He not only spoke to huge crowds, but addressed smaller groups of religious leaders, black Catholics, Native Americans, Catholic educators and Catholic health care workers. He also met with President Ronald Reagan.

In Los Angeles, he met privately with most of the U.S. bishops and noted that many Catholics “are selective in their adherence to” church moral teachings. He said it was wrong to think that dissent poses no obstacle to Catholic participation in the sacraments.

In San Francisco, the pope ignored the conventional wisdom of the day to reach out and touch AIDS patients, shaking their hands and embracing a 4-year-old boy who had contracted the deadly disease through a blood transfusion shortly after birth.

In Los Angeles, after the pope heard armless musician Tony Melendez play the guitar with his toes, he jumped off the stage, strode over to him and kissed him on his cheek.

Six years later, Melendez performed at World Youth Day in Denver, where the pope spoke to hundreds of thousands of young people at the edge of the Rocky Mountains.

Many of the youth not only walked 15 miles in the summer’s heat to the site of the final Mass of the pope’s 1993 visit, but also camped out overnight for the service, where they were encouraged by the pope to bring Christ to the world.

“At this stage of history, the liberating message of the Gospel of life has been put into your hands,” he told the youth.

During his three-day stay in Denver, the pope also met with President Bill Clinton.

In 1995, in a visit just to the East Coast, the pope stopped in New York City; Brooklyn, N.Y.; Baltimore and Newark, N.J. He celebrated Mass in New York’s Central Park and various sports stadiums, including a racetrack in Queens.

In a formal talk to the U.N. General Assembly and in off-the-cuff remarks to schoolchildren, the pope urged people to work and pray for peace.

He also took an unexpected detour down Fifth Avenue to greet the throngs of people eager to see the pontiff up close.

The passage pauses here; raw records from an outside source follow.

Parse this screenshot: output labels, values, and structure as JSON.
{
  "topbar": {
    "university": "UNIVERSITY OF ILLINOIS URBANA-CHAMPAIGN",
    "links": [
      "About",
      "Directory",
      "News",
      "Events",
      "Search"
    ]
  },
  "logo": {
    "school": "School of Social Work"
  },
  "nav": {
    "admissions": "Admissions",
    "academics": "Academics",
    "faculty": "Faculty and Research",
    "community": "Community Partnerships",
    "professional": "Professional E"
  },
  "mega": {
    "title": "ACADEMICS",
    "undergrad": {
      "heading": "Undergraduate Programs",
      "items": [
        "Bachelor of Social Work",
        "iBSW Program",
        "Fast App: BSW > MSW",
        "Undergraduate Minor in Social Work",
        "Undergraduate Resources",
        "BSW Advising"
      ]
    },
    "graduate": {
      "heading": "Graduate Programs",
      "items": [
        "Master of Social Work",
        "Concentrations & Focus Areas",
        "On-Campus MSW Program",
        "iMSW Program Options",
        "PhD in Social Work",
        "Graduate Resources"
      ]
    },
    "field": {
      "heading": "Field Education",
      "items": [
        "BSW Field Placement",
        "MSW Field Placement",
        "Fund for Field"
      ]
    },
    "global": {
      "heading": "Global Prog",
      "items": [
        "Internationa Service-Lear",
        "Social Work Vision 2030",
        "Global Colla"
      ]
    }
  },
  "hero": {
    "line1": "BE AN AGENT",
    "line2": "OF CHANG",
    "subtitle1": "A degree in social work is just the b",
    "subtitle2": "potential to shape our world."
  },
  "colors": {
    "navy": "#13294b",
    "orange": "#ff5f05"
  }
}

In a prayer service in Newark the pope thanked God for the “extraordinary human epic that is the United States.” And before leaving, he again urged Catholics to “love life, cherish life, defend life, from conception to natural death.”

The pope returned to the United States in 1999 for a pastoral visit to St. Louis.

In his 31-hour stay in the country’s heartland, the pope met Mark McGwire, home run champion for the St. Louis Cardinals, prior to leading a prayer service for youth in the city’s hockey arena. The next day he celebrated Mass at an enclosed football stadium for 120,000 people in what has been described as the largest indoor Mass in the country.

He challenged young people not to delay living out their faith.

“You are ready for what Christ wants of you now. He wants you—all of you—to be light to the world,” he told the exuberant crowd.

He also strongly urged American Catholics to be “unconditionally pro-life” in taking stands against abortion, euthanasia and assisted suicide, capital punishment and racism.

More than once he cited the “Spirit of St. Louis”—the name of the plane in which Charles Lindbergh made history with the first solo trans-Atlantic flight—in appeals for a new spirit of service, compassion and generosity.

In usual fashion, he also urged St. Louis Catholics to take up a renewed spirit of their “one nation, under God, with liberty and justice for all.”


Contributing to this story was Mark Pattison.